You’re based in Bali now. What sets the scene apart and make it special from the rest of Indonesia?

I’ve seen a huge positive growth in the Indonesian music scene in the last couple of years. Bali continues to have the larger market for DJs and electronic music because of the variety of gigs to be had, from sunset tunes on the beach to after hour vibes in the club to occasional after party sets. Jakarta needs to be mentioned for the resurgence of underground music and the heads that go to each gig frothing for good music. And in cities like Bandung and Jogjakarta, artists have been making experimental music and analogue hardware-based sets.

There are so many DJs in Indonesia now, and almost anyone can be a DJ. But what makes you stand out?

I’m honored to be part of the vast number of talented DJs and producers in Indonesia who continue to represent the scene. When I do mixes, I’m more interested in telling a story and promoting the amazing music being produced here in Indonesia, more than I would as compared to playing at a club. I take the time to dig through music sent to me from friends and producers to find the right tracks that suit the mix and follows the theme I’m trying to tell. Then I can focus the blending of tracks so that someone will sit down and listen to the story for an hour or more.

You were involved in Rainforest Pavilion a while ago, a project to promote environmental conservation. And also the Club Conscious event series. How is music a good platform for activism?

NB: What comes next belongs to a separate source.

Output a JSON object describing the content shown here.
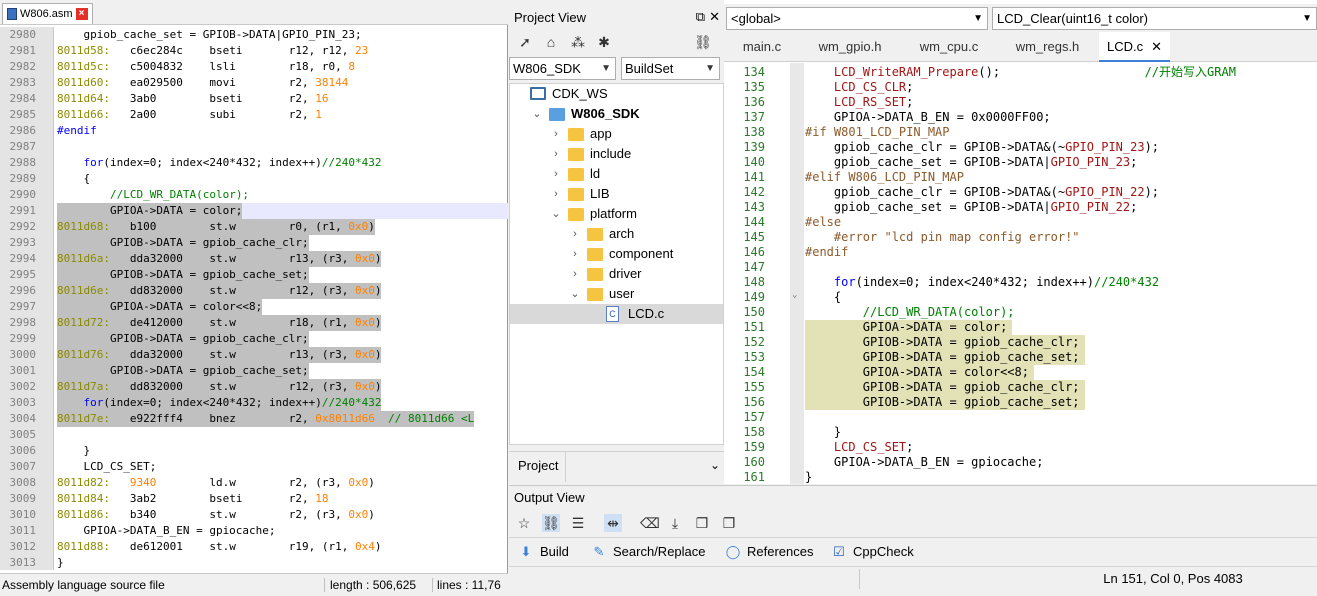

As DJs, we garner a certain amount of influence and have an audience ready to hear what we have to play, so why not use this to have a positive impact on the world? The Rainforest Pavilion is an ongoing event series that cumulates at Wonderfruit in Thailand every December, and we donate a percentage of profits to save rainforest land via programs like Rainforest Trust and Vivid Kalimantan. From 2018 alone, we were able to save 404 hectares of rainforest, while the Club Conscious series uses electronic music parties as a way to raise funds for important issues, such as the recent reconstruction programs for the earthquake affected areas in Lombok and Palu.

Any big plans for 2019?

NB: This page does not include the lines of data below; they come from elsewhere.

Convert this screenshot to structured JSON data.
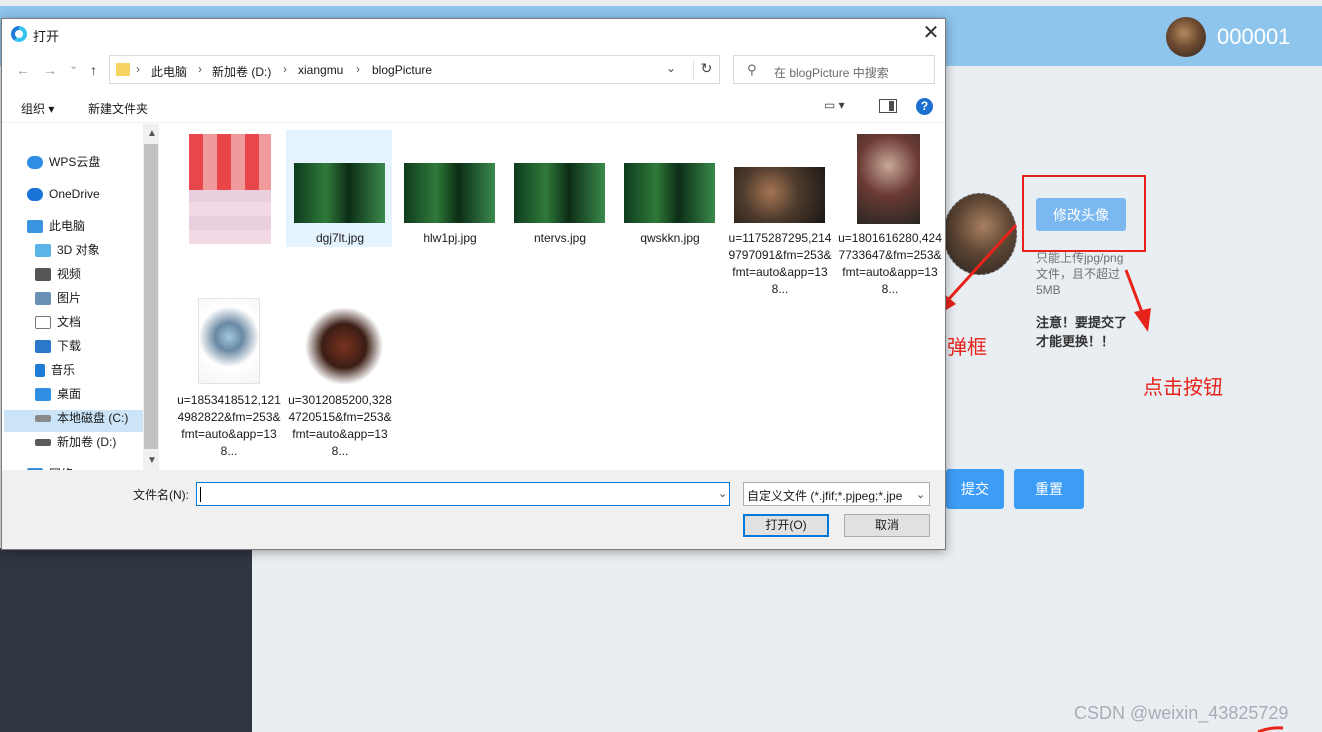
{
  "app": {
    "username": "000001",
    "change_avatar_label": "修改头像",
    "upload_tip": "只能上传jpg/png文件，且不超过5MB",
    "note": "注意！要提交了才能更换！！",
    "popup_annotation": "出现弹框",
    "click_annotation": "点击按钮",
    "submit_label": "提交",
    "reset_label": "重置",
    "watermark": "CSDN @weixin_43825729",
    "annotation_color": "#e8231b",
    "header_color": "#8ec5ec",
    "button_color": "#3d9cf5"
  },
  "dialog": {
    "title": "打开",
    "close": "✕",
    "nav": {
      "back": "←",
      "forward": "→",
      "recent": "⌄",
      "up": "↑"
    },
    "breadcrumb": [
      "此电脑",
      "新加卷 (D:)",
      "xiangmu",
      "blogPicture"
    ],
    "search_placeholder": "在 blogPicture 中搜索",
    "toolbar": {
      "organize": "组织 ▾",
      "new_folder": "新建文件夹",
      "help": "?"
    },
    "sidebar": [
      {
        "label": "WPS云盘",
        "icon": "cloud-icon"
      },
      {
        "label": "OneDrive",
        "icon": "onedrive-icon"
      },
      {
        "label": "此电脑",
        "icon": "computer-icon"
      },
      {
        "label": "3D 对象",
        "icon": "3d-objects-icon"
      },
      {
        "label": "视频",
        "icon": "video-icon"
      },
      {
        "label": "图片",
        "icon": "pictures-icon"
      },
      {
        "label": "文档",
        "icon": "documents-icon"
      },
      {
        "label": "下载",
        "icon": "download-icon"
      },
      {
        "label": "音乐",
        "icon": "music-icon"
      },
      {
        "label": "桌面",
        "icon": "desktop-icon"
      },
      {
        "label": "本地磁盘 (C:)",
        "icon": "drive-icon"
      },
      {
        "label": "新加卷 (D:)",
        "icon": "drive-icon"
      },
      {
        "label": "网络",
        "icon": "network-icon"
      }
    ],
    "files": [
      {
        "name": "",
        "kind": "blurred"
      },
      {
        "name": "dgj7lt.jpg",
        "kind": "bird"
      },
      {
        "name": "hlw1pj.jpg",
        "kind": "bird"
      },
      {
        "name": "ntervs.jpg",
        "kind": "bird"
      },
      {
        "name": "qwskkn.jpg",
        "kind": "bird"
      },
      {
        "name": "u=1175287295,2149797091&fm=253&fmt=auto&app=138...",
        "kind": "dark"
      },
      {
        "name": "u=1801616280,4247733647&fm=253&fmt=auto&app=138...",
        "kind": "girl"
      },
      {
        "name": "u=1853418512,1214982822&fm=253&fmt=auto&app=138...",
        "kind": "fairy"
      },
      {
        "name": "u=3012085200,3284720515&fm=253&fmt=auto&app=138...",
        "kind": "warrior"
      }
    ],
    "filename_label": "文件名(N):",
    "filename_value": "",
    "filetype": "自定义文件 (*.jfif;*.pjpeg;*.jpe",
    "open_label": "打开(O)",
    "cancel_label": "取消"
  }
}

In 2018, the Digital Dalang project went to Burning Man, where we digitalised the Indonesian shadow puppet art form as an installation on the playa. This year we are planning to return, and I have some installations using festival art as a cultural exchange planned. So that is in the works, and we are continuing to spread our environmental message with our Rainforest Pavilion events and Club Conscious pop-up parties.

What is your dream gig?

I’ve been lucky to play some amazing gigs at some breathtaking spots, from Burning Man to Wonderfruit, from beachside venues to pounding clubs. However, some of the most memorable gigs have been on the grounds of ancient temples or scared sites. From playing at Borobudur to beautiful temples in Bali, I want to continue to play at these sites. So my dream gig would be on the grounds of these traditional sites, using elements from Indonesias rich musical history for an event that helps preserve the environment and structure of these powerful locations around Indonesia.

Share with us more about your mix!

Come with me on a trip through the psychedelic jungle where anything is possible and the only thing that matters is the expansion of the mind. Drawing from an endless pool of inspiration of field recordings, productions from Southeast Asias talented artists, noises from the nights of my recent trip to Wonderfruit, and finally quotes from some of the worlds greatest minds like Carl Sagan, Arthur C. Clarke and Graham Hancock, this is blended together to be more of a soundscape than a mixtape.

Follow Halim Ardie on Facebook and SoundCloud.

Deputy Editor

Gary is one of those proverbial jack of all trades… you know the rest. When not writing about lifestyle and culture, he dabbles in photography, graphic design, plays four instruments and is a professional wearer of bowties. His greatest weakness: spending more money on clothes than he probably should. Find him across the social world as @grimlay